This review will contain spoilers for Yuri Is My Job! Volume 1
Now that Hime knows Mitsuki’s true identity, the pair have been unable to work together at all. This means that their whole schwestern (a.k.a sisters) act is slowly falling apart, causing rumours and whispers in their café. Can they repair their relationship and learn to work together again? Or will they be forced to break off their act and risk the café’s reputation?
The first act (or shift as they’re called in this series) of the volume takes us back to where our heroines first met and their blossoming friendship, leading up to when it all fell apart. Whilst the inevitable break-up itself relies heavily on a tired ‘misunderstanding’ trope that may or may not bother some readers, there’s no denying that the build-up of their friendship is handled very nicely. You can see how the pair gravitated towards each other and why they worked well together, personality-wise. The act itself is also incredibly sweet and cute; Mitsuki (real name Yano) as a younger student is adorable, despite her sterner exterior. The other student’s dislike for the poor girl, who tries to hide her pain, is also illustrated well as she tries her best in anything she puts her mind to, and seeing Hime helping her come out of her shell a bit more really sow the seeds of a lovely connection.
The following acts return to what’s happening in the present day, with Hime and Yano now avoiding each other and risking their jobs as a result.

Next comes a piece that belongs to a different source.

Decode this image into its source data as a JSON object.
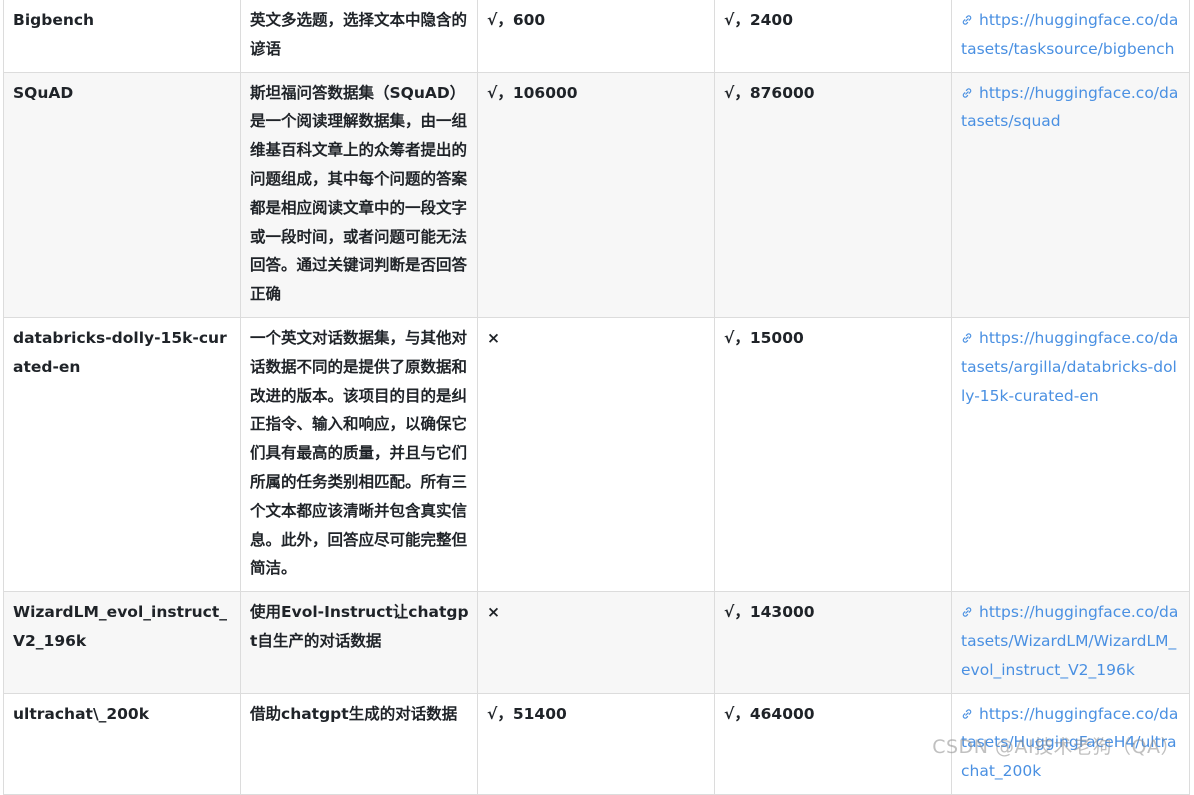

Despite Hime’s natural instinct to put on her cuteness face and make everyone like her, this new revelation has completely thrown her off and she has no idea as to how to solve it. It’s a mind game, again based upon a simple misunderstanding that logically could have been solved quickly in real life (but then we wouldn’t have a romantic comedy, would we?) Nevertheless, you can understand both points of view: Yano was Hime’s first ‘real’ friend who ended up, in her mind, betraying her, despite telling her why she does the things she does. However, from Yano’s standpoint, Hime is her close friend and constantly feels the need to keep up her façade of sweetness and cuteness rather than do what she’s really passionate about, whereas Yano, who’s hard-working and serious, struggles to see why Hime acts the way she does. This sort of conflict, and the arguing and tensions that comes from it, could have been a nugget for some yuri writers to drag out the entire series, however Miman doesn’t do that at all. Instead, the pair finally come together towards the end of the book and manage to actually express their feelings, leading to a mutual and heartfelt conclusion. This writing is much appreciated as too many rom-coms, or series with romance in them, tend to take it to breaking point, just so the reunion/resolution is served as the climax, but here the rebuilding of friendship is necessary – not only for the job but to really feel connected to these two as a couple and help them evolve as characters, both together and separately. It’s more interesting to see how they progress from here and where the story will take them now that their past conflict is resolved, rather than using it as a cheap trick to run the ‘will they, won’t they?’ trope into the ground.
In the last act there’s not much plot progression aside from hinting at the next arc, which seems to be focusing on Hime’s friend Kanoko, who’s been playing the ‘third wheel’ character so far in the story. There have been many hints that there’s more to her than that, as well as potentially something more troubling, so the next volume should be quite interesting to see how it develops, considering how well the story is going so far.
Art continues to be a highlight of the book with lots of lovingly detailed panels of the main pair that are very expressive and intimate. The colour pages at the top only serve to highlight this so I hope we can get a few more in the next book. This volume also contains a side story that takes place when Hime and Yano were kids, plus a mini-afterword where the author interestingly discusses her original plans for the series to try and make it all one volume – lucky for us she didn’t stick to that plan!
Volume 2 of Yuri Is My Job! continues the story strongly by allowing events and relationships to progress naturally rather than trying to stretch the clichés to ridiculous extremes. The relationships are written well, with lovely art and the story is perfectly paced. Keep it up, Miman!